**Work item**
Copy each line of the entries below that contains the string "subtitle".

**Extracted records**
=== Section Start ===

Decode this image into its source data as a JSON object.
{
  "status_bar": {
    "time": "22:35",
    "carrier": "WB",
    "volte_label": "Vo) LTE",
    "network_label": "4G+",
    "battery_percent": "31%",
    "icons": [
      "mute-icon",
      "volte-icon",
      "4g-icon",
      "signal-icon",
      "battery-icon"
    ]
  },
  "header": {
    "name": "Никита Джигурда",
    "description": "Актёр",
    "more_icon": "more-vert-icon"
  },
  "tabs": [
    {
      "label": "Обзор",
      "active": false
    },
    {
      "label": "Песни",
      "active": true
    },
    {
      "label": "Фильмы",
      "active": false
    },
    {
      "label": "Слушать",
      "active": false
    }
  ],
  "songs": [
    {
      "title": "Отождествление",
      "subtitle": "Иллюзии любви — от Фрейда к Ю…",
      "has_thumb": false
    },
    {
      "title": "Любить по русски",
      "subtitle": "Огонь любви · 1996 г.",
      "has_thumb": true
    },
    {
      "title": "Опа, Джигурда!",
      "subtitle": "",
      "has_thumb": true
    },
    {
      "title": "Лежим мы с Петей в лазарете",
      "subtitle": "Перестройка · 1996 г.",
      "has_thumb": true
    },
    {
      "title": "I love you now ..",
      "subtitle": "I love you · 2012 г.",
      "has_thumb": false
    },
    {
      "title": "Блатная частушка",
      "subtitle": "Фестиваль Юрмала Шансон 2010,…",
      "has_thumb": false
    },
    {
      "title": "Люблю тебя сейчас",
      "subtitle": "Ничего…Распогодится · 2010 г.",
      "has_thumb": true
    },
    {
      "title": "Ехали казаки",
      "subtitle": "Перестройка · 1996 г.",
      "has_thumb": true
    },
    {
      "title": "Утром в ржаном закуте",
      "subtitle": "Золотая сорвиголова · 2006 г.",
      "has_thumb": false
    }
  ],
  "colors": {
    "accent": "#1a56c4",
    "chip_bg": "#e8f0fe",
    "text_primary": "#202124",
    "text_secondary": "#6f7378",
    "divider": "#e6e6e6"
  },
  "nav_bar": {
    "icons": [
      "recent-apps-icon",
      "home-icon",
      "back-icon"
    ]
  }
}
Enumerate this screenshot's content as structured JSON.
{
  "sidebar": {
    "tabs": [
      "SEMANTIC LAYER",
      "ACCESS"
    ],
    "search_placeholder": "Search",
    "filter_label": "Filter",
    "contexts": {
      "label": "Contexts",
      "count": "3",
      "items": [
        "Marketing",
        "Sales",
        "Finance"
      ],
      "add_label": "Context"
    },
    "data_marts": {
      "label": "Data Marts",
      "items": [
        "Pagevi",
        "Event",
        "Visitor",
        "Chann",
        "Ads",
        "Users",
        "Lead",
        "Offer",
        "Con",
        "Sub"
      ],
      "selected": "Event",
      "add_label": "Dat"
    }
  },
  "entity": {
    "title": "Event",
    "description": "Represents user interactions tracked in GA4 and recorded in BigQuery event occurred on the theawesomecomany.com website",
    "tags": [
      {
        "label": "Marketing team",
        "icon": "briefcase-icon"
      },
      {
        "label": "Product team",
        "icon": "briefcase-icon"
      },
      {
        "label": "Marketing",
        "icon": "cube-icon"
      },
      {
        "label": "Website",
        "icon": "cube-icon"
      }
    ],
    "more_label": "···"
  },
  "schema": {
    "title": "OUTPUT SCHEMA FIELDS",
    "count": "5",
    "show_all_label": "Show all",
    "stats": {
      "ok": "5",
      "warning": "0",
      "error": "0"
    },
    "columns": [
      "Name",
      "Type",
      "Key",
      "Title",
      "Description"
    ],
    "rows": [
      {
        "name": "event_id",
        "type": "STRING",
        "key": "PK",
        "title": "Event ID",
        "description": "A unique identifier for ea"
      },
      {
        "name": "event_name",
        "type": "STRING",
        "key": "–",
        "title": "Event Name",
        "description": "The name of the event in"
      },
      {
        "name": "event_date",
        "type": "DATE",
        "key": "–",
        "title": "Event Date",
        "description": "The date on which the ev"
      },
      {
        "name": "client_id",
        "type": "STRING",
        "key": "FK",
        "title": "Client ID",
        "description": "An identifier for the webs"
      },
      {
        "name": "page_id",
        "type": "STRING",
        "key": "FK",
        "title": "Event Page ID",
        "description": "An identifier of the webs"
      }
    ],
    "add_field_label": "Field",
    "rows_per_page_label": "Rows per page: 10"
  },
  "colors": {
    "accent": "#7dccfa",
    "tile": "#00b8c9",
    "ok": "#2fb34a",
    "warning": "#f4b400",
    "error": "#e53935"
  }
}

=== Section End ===

**Task output**
      "subtitle": "Иллюзии любви — от Фрейда к Ю…",
      "subtitle": "Огонь любви · 1996 г.",
      "subtitle": "",
      "subtitle": "Перестройка · 1996 г.",
      "subtitle": "I love you · 2012 г.",
      "subtitle": "Фестиваль Юрмала Шансон 2010,…",
      "subtitle": "Ничего…Распогодится · 2010 г.",
      "subtitle": "Перестройка · 1996 г.",
      "subtitle": "Золотая сорвиголова · 2006 г.",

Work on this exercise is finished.